[Supplied entries]
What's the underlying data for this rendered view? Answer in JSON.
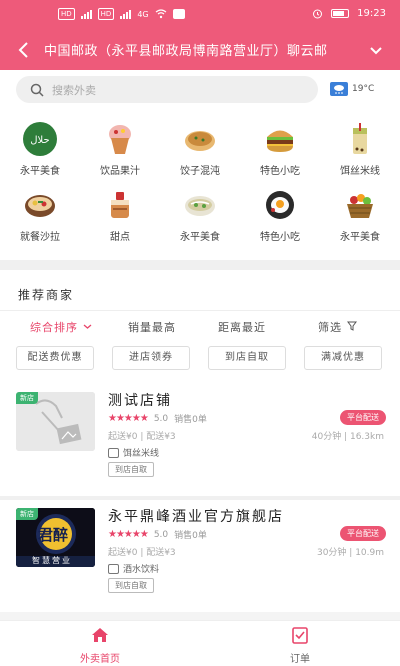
{
  "status_bar": {
    "sim1": "HD",
    "sim2": "HD",
    "network": "4G",
    "time": "19:23"
  },
  "header": {
    "title": "中国邮政（永平县邮政局博南路营业厅）聊云邮",
    "bg_color": "#ee5a7a"
  },
  "search": {
    "placeholder": "搜索外卖",
    "icon": "search-icon",
    "weather_icon": "cloud-rain-icon",
    "temperature": "19°C"
  },
  "categories": [
    {
      "label": "永平美食",
      "icon": "halal-icon",
      "color": "#2e7d3a"
    },
    {
      "label": "饮品果汁",
      "icon": "icecream-icon",
      "color": "#d78a4a"
    },
    {
      "label": "饺子混沌",
      "icon": "pancake-icon",
      "color": "#c98a3c"
    },
    {
      "label": "特色小吃",
      "icon": "burger-icon",
      "color": "#d59b3c"
    },
    {
      "label": "饵丝米线",
      "icon": "bubbletea-icon",
      "color": "#b9c05c"
    },
    {
      "label": "就餐沙拉",
      "icon": "hotpot-icon",
      "color": "#a86a3a"
    },
    {
      "label": "甜点",
      "icon": "cake-icon",
      "color": "#d68a4a"
    },
    {
      "label": "永平美食",
      "icon": "noodles-icon",
      "color": "#b8b090"
    },
    {
      "label": "特色小吃",
      "icon": "egg-pan-icon",
      "color": "#2a2a2a"
    },
    {
      "label": "永平美食",
      "icon": "basket-icon",
      "color": "#9a6a2a"
    }
  ],
  "recommend": {
    "title": "推荐商家",
    "sorts": [
      {
        "label": "综合排序",
        "active": true,
        "dropdown": true
      },
      {
        "label": "销量最高",
        "active": false
      },
      {
        "label": "距离最近",
        "active": false
      },
      {
        "label": "筛选",
        "active": false,
        "filter": true
      }
    ],
    "chips": [
      "配送费优惠",
      "进店领券",
      "到店自取",
      "满减优惠"
    ]
  },
  "shops": [
    {
      "name": "测试店铺",
      "tag": "新店",
      "rating": "5.0",
      "sales": "销售0单",
      "badge": "平台配送",
      "fee": "起送¥0 | 配送¥3",
      "distance": "40分钟 | 16.3km",
      "category": "饵丝米线",
      "pickup": "到店自取",
      "image": "placeholder-image-icon"
    },
    {
      "name": "永平鼎峰酒业官方旗舰店",
      "tag": "新店",
      "rating": "5.0",
      "sales": "销售0单",
      "badge": "平台配送",
      "fee": "起送¥0 | 配送¥3",
      "distance": "30分钟 | 10.9m",
      "category": "酒水饮料",
      "pickup": "到店自取",
      "image": "liquor-logo-icon",
      "logo_text": "君醉",
      "logo_sub": "智慧营业"
    }
  ],
  "bottom_nav": [
    {
      "label": "外卖首页",
      "icon": "home-icon",
      "active": true
    },
    {
      "label": "订单",
      "icon": "order-icon",
      "active": false
    }
  ],
  "accent": "#e8456a"
}
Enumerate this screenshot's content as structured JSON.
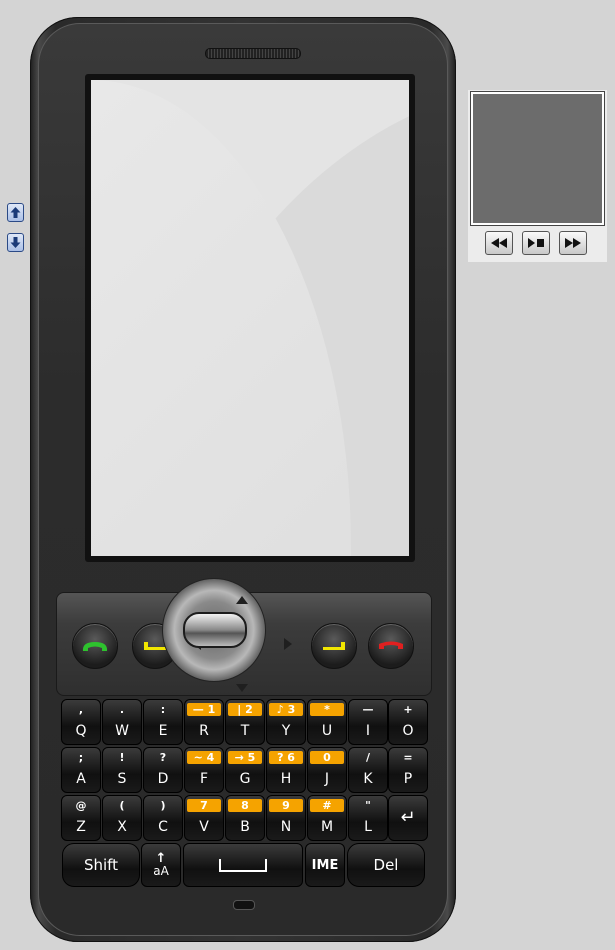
{
  "side_controls": {
    "up_icon": "arrow-up-icon",
    "down_icon": "arrow-down-icon",
    "accent": "#2b4a86"
  },
  "phone": {
    "call_key_color": "#2ec22e",
    "soft_key_color": "#f1e600",
    "end_key_color": "#e02020"
  },
  "keyboard": {
    "row1": [
      {
        "top": ",",
        "main": "Q"
      },
      {
        "top": ".",
        "main": "W"
      },
      {
        "top": ":",
        "main": "E"
      },
      {
        "badge": "— 1",
        "main": "R"
      },
      {
        "badge": "| 2",
        "main": "T"
      },
      {
        "badge": "♪ 3",
        "main": "Y"
      },
      {
        "badge": "*",
        "main": "U"
      },
      {
        "top": "—",
        "main": "I"
      },
      {
        "top": "+",
        "main": "O"
      }
    ],
    "row2": [
      {
        "top": ";",
        "main": "A"
      },
      {
        "top": "!",
        "main": "S"
      },
      {
        "top": "?",
        "main": "D"
      },
      {
        "badge": "~ 4",
        "main": "F"
      },
      {
        "badge": "→ 5",
        "main": "G"
      },
      {
        "badge": "? 6",
        "main": "H"
      },
      {
        "badge": "0",
        "main": "J"
      },
      {
        "top": "/",
        "main": "K"
      },
      {
        "top": "=",
        "main": "P"
      }
    ],
    "row3": [
      {
        "top": "@",
        "main": "Z"
      },
      {
        "top": "(",
        "main": "X"
      },
      {
        "top": ")",
        "main": "C"
      },
      {
        "badge": "7",
        "main": "V"
      },
      {
        "badge": "8",
        "main": "B"
      },
      {
        "badge": "9",
        "main": "N"
      },
      {
        "badge": "#",
        "main": "M"
      },
      {
        "top": "\"",
        "main": "L"
      },
      {
        "top": "",
        "main": "↵"
      }
    ],
    "shift_label": "Shift",
    "case_top": "↑",
    "case_label": "aA",
    "ime_label": "IME",
    "del_label": "Del",
    "badge_color": "#f5a300"
  },
  "media": {
    "rewind_icon": "rewind-icon",
    "play_stop_icon": "play-stop-icon",
    "fast_forward_icon": "fast-forward-icon"
  }
}
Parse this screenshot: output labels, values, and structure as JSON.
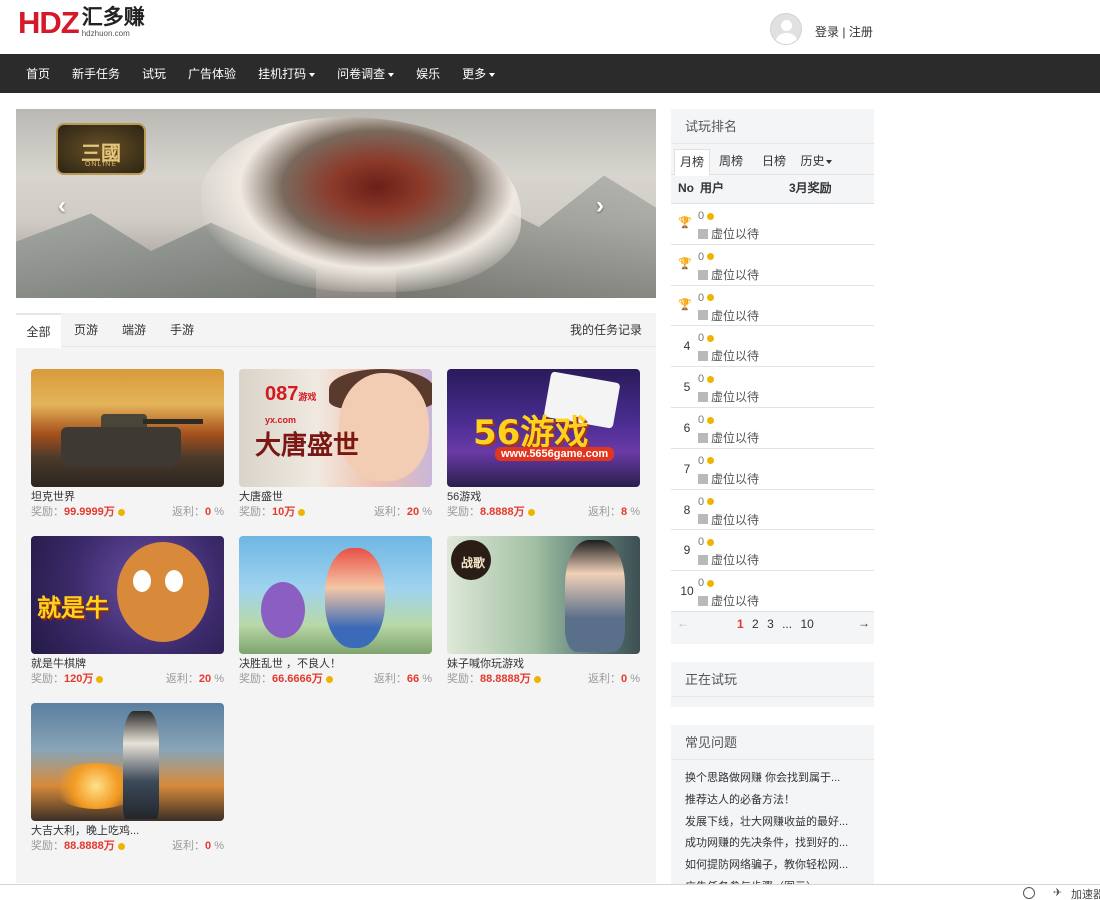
{
  "header": {
    "logo_mark": "HDZ",
    "logo_cn": "汇多赚",
    "logo_en": "hdzhuon.com",
    "login": "登录",
    "separator": "|",
    "register": "注册"
  },
  "nav": {
    "items": [
      {
        "label": "首页",
        "dropdown": false
      },
      {
        "label": "新手任务",
        "dropdown": false
      },
      {
        "label": "试玩",
        "dropdown": false
      },
      {
        "label": "广告体验",
        "dropdown": false
      },
      {
        "label": "挂机打码",
        "dropdown": true
      },
      {
        "label": "问卷调查",
        "dropdown": true
      },
      {
        "label": "娱乐",
        "dropdown": false
      },
      {
        "label": "更多",
        "dropdown": true
      }
    ]
  },
  "banner": {
    "emblem_text": "三國",
    "emblem_sub": "ONLINE",
    "prev": "‹",
    "next": "›"
  },
  "tabs": {
    "all": "全部",
    "web": "页游",
    "client": "端游",
    "mobile": "手游",
    "record": "我的任务记录"
  },
  "games": {
    "reward_label": "奖励：",
    "rebate_label": "返利：",
    "percent": "%",
    "items": [
      {
        "name": "坦克世界",
        "reward": "99.9999万",
        "rebate": "0"
      },
      {
        "name": "大唐盛世",
        "reward": "10万",
        "rebate": "20"
      },
      {
        "name": "56游戏",
        "reward": "8.8888万",
        "rebate": "8"
      },
      {
        "name": "就是牛棋牌",
        "reward": "120万",
        "rebate": "20"
      },
      {
        "name": "决胜乱世 ，不良人！",
        "reward": "66.6666万",
        "rebate": "66"
      },
      {
        "name": "妹子喊你玩游戏",
        "reward": "88.8888万",
        "rebate": "0"
      },
      {
        "name": "大吉大利，晚上吃鸡...",
        "reward": "88.8888万",
        "rebate": "0"
      }
    ],
    "thumb_texts": {
      "tang_logo": "087",
      "tang_logo_sub": "游戏",
      "tang_logo_site": "yx.com",
      "tang_title": "大唐盛世",
      "g56_big": "56游戏",
      "g56_url": "www.5656game.com",
      "bull_text": "就是牛",
      "mei_seal": "战歌"
    }
  },
  "ranking": {
    "title": "试玩排名",
    "tabs": {
      "month": "月榜",
      "week": "周榜",
      "day": "日榜",
      "history": "历史"
    },
    "head": {
      "no": "No",
      "user": "用户",
      "bonus": "3月奖励"
    },
    "rows": [
      {
        "no": "",
        "trophy": "gold",
        "value": "0",
        "user": "虚位以待"
      },
      {
        "no": "",
        "trophy": "silver",
        "value": "0",
        "user": "虚位以待"
      },
      {
        "no": "",
        "trophy": "bronze",
        "value": "0",
        "user": "虚位以待"
      },
      {
        "no": "4",
        "trophy": "",
        "value": "0",
        "user": "虚位以待"
      },
      {
        "no": "5",
        "trophy": "",
        "value": "0",
        "user": "虚位以待"
      },
      {
        "no": "6",
        "trophy": "",
        "value": "0",
        "user": "虚位以待"
      },
      {
        "no": "7",
        "trophy": "",
        "value": "0",
        "user": "虚位以待"
      },
      {
        "no": "8",
        "trophy": "",
        "value": "0",
        "user": "虚位以待"
      },
      {
        "no": "9",
        "trophy": "",
        "value": "0",
        "user": "虚位以待"
      },
      {
        "no": "10",
        "trophy": "",
        "value": "0",
        "user": "虚位以待"
      }
    ],
    "pager": {
      "prev": "←",
      "next": "→",
      "p1": "1",
      "p2": "2",
      "p3": "3",
      "ellipsis": "...",
      "p10": "10"
    },
    "colors": {
      "gold": "#e8b83c",
      "silver": "#e4e4e4",
      "bronze": "#b8641e"
    }
  },
  "playing": {
    "title": "正在试玩"
  },
  "faq": {
    "title": "常见问题",
    "items": [
      "换个思路做网赚 你会找到属于...",
      "推荐达人的必备方法！",
      "发展下线，壮大网赚收益的最好...",
      "成功网赚的先决条件，找到好的...",
      "如何提防网络骗子，教你轻松网...",
      "广告任务参与步骤（图示）"
    ]
  },
  "statusbar": {
    "text": "加速器"
  }
}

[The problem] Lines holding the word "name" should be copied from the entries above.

[Written reply]
      "name": "测试店铺",
      "name": "永平鼎峰酒业官方旗舰店",
        "name": "坦克世界",
        "name": "大唐盛世",
        "name": "56游戏",
        "name": "就是牛棋牌",
        "name": "决胜乱世 ，不良人！",
        "name": "妹子喊你玩游戏",
        "name": "大吉大利，晚上吃鸡...",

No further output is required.